I am a painter, a sculptor, a story teller, and most importantly, an “Experimenter” who does not believe rules or fashion trends should dictate what an artist makes. I work intuitively and from the heart. Making things with my hands is in an effort to communicate with others and is the reason I make art. One of my heroines is Louise Bourgeois …. if any one ever tried to tell her what to make, or what material to use, she certainly never listened or allowed current trends to influence her work … that to me is the sign of a real artist.
Casa PapaDoble was created specifically for Art of Mosaics – the result of the artist’s long term relationship with curator Rifkin. Earlier this year, Rifkin returned to Cribbs a piece from her personal collection when it was in need of a small repair. While discussing the fix, Rifkin mentioned the upcoming Fuller Craft Museum exhibit and Cribbs immediately offered to create something within the aforementioned short time frame just for Art of Mosaic.
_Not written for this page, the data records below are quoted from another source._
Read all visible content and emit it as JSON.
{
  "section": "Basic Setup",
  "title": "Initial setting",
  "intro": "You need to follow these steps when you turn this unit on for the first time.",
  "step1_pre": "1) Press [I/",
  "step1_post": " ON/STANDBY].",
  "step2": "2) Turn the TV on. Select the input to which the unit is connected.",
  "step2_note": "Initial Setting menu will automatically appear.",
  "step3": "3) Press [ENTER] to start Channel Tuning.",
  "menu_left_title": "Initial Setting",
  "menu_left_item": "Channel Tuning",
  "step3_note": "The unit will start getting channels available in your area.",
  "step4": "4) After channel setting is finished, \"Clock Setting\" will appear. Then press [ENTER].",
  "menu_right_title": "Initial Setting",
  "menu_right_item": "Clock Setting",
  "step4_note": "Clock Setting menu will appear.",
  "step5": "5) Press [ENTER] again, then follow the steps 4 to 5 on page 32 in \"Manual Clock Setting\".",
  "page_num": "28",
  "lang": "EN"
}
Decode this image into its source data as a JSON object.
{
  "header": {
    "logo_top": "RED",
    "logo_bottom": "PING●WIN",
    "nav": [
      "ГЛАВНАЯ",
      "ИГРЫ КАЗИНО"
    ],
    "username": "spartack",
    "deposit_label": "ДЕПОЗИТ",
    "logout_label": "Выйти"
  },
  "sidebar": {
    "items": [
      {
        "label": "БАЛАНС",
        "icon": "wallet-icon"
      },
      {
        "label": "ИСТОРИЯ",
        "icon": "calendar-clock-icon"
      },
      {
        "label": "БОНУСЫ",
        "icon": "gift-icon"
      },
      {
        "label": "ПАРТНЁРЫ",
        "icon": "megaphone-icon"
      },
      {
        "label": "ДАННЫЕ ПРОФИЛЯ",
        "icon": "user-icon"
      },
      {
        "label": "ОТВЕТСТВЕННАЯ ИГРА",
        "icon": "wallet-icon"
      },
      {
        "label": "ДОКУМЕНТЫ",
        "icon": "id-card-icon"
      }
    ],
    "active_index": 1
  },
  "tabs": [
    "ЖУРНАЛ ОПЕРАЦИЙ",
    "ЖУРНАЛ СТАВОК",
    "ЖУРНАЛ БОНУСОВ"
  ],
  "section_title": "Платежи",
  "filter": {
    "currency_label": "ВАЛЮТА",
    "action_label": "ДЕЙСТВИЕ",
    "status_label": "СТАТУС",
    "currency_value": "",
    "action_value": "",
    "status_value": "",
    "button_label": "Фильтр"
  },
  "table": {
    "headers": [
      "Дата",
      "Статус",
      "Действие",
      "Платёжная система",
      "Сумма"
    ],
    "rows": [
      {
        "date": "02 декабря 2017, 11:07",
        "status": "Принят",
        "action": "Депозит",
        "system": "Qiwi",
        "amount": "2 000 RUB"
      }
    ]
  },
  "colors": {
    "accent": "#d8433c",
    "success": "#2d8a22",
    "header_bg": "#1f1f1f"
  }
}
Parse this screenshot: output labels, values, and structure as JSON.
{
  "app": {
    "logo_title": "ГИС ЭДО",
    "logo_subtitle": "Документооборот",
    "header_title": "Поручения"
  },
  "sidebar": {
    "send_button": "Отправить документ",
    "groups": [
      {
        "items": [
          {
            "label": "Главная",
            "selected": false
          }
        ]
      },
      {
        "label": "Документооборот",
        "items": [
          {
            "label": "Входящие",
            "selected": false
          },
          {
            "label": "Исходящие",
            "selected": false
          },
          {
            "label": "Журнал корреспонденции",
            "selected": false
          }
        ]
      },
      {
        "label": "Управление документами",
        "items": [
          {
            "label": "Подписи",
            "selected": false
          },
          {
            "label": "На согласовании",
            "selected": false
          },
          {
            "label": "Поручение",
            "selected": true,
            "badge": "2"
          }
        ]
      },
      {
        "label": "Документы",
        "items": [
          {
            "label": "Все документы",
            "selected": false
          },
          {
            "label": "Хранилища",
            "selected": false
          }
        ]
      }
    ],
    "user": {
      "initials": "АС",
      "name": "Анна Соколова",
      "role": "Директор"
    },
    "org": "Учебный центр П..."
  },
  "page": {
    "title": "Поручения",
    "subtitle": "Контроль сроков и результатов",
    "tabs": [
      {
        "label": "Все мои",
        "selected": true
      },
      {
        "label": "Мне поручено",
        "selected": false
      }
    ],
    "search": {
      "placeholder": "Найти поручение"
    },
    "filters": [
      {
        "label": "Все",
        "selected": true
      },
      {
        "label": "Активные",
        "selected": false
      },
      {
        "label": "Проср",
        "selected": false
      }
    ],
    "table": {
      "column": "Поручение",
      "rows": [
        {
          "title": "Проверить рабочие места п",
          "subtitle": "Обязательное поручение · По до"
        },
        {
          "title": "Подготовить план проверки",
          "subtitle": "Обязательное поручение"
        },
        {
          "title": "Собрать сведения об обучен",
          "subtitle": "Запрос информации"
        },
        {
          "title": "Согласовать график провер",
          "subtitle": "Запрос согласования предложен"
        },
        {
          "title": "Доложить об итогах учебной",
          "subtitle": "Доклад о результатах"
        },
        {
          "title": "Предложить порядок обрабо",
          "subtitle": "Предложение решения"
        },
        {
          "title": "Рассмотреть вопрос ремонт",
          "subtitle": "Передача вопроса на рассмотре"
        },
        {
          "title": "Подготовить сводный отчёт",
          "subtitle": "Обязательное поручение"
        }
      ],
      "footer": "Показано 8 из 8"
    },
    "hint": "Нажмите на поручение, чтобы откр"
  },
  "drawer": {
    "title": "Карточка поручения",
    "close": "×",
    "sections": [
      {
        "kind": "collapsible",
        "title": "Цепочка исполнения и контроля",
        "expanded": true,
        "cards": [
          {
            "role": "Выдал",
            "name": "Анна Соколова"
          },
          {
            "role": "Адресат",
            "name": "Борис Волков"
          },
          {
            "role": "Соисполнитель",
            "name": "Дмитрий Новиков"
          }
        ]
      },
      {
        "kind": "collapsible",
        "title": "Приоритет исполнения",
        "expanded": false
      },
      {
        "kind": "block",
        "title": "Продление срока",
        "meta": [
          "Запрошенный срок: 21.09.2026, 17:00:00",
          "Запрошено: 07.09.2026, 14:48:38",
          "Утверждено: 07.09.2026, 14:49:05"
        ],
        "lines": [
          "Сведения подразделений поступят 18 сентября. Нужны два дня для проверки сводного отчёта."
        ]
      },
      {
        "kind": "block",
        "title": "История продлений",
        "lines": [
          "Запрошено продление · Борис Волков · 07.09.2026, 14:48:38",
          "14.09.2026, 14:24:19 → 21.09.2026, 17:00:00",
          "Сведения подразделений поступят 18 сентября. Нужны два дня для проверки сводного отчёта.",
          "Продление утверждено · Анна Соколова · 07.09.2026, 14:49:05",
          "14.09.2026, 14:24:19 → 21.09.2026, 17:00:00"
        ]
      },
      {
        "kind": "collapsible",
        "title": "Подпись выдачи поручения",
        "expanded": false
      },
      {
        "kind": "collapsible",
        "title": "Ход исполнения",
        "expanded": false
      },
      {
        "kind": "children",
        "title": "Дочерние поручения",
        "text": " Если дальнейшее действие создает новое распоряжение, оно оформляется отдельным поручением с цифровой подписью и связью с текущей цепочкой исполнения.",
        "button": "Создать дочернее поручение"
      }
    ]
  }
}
Enchanting and exuberant, Casa PapaDoble’s diorama-like presentation takes the viewer to fantastical lands for ancient rituals; the tea ceremonies of ancient Japan come to mind. And, what else would a pair of mosaic bunnies share but a sequined egg?
Pique assiette, the mosaic technique using shards from broken china, pottery and found objects as tesserae, is represented by several pieces in the exhibit including Bette Ann Libby‘s China Tea Leaf (2006).
Looking at this work, a Chinese friend immediately recognized the geometric/red pieces that Libby used as having come from a particularly ubiquitous pattern found on millions of rice bowls. We’ll admit that we are not big fans of pique assiette finding the majority of it to be clunky and visually unappealing. What Libby has done here, however, is create something graceful out of materials that were totally relevant to the object – it is very nicely done.
Art of Mosaics: Piecing It Together continues through October 27th. Fuller Craft Museum is a lovely facility nestled amongst trees and waterways in Brockton, a town just south of Boston so why not pack a picnic basket and discover something new in mosaic?
Enjoy – Nancie
- Fuller Craft Museum: Open Tuesday – Sunday 10:00 am – 5:00 pm, Thursday 5:00 – 9:00 pm
- Many thanks to Chris Rifkin, Titlayo Ngwenya of Fuller Craft Museum, the artists shown here and Michael Welch for information and images.